## Your instructions
Search through the entries for the word "want" and copy every line that has it.

## Record extracts
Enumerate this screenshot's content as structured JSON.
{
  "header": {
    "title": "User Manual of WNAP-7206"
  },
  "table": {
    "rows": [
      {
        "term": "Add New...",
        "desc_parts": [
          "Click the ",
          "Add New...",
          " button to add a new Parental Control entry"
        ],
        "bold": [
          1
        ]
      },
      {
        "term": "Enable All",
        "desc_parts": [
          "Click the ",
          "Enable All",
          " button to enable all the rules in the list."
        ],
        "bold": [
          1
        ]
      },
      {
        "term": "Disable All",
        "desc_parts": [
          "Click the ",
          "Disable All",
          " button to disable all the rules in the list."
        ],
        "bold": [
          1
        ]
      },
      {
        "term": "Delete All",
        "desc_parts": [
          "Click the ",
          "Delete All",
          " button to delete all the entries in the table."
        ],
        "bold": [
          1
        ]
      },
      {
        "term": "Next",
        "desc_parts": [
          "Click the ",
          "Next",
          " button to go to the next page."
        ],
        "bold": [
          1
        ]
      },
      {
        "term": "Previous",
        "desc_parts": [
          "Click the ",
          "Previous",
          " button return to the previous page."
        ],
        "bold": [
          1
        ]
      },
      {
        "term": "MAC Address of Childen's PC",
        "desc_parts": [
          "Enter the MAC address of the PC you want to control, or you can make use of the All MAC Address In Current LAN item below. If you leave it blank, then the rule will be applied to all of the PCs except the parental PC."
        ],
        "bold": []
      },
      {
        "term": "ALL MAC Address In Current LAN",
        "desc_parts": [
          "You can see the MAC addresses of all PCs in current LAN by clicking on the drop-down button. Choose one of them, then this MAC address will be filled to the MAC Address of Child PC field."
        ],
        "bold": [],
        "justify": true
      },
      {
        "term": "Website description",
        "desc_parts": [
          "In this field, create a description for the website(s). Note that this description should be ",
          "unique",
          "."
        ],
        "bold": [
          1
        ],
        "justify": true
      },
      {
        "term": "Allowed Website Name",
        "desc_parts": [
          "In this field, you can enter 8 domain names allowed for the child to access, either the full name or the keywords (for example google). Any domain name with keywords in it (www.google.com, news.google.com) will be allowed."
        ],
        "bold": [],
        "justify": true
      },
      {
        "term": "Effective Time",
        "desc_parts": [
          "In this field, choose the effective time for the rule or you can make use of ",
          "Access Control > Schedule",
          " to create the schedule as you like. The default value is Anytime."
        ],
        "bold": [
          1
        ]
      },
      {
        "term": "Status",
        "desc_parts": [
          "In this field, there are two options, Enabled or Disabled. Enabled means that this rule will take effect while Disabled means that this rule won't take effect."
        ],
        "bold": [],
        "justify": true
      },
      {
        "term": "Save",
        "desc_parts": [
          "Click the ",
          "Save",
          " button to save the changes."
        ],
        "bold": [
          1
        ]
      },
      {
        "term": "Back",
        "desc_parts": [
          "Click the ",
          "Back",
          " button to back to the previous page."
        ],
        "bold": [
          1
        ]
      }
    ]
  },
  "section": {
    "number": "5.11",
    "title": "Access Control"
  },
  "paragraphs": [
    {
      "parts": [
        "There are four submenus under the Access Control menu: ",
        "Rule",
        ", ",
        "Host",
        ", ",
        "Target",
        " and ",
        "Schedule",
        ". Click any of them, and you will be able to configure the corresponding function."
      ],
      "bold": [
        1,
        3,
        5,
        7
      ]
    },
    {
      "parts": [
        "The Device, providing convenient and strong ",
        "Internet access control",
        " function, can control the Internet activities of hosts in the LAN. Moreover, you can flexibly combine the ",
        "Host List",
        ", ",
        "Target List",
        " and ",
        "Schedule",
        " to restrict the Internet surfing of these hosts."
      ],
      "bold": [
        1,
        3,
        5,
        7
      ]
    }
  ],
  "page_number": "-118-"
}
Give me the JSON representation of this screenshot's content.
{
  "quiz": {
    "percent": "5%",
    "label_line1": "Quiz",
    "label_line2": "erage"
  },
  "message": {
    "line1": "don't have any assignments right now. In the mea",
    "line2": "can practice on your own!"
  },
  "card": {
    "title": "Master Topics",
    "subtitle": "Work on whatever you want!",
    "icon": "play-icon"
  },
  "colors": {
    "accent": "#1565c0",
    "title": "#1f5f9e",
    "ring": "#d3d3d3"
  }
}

## Answer box
          "Enter the MAC address of the PC you want to control, or you can make use of the All MAC Address In Current LAN item below. If you leave it blank, then the rule will be applied to all of the PCs except the parental PC."
    "subtitle": "Work on whatever you want!",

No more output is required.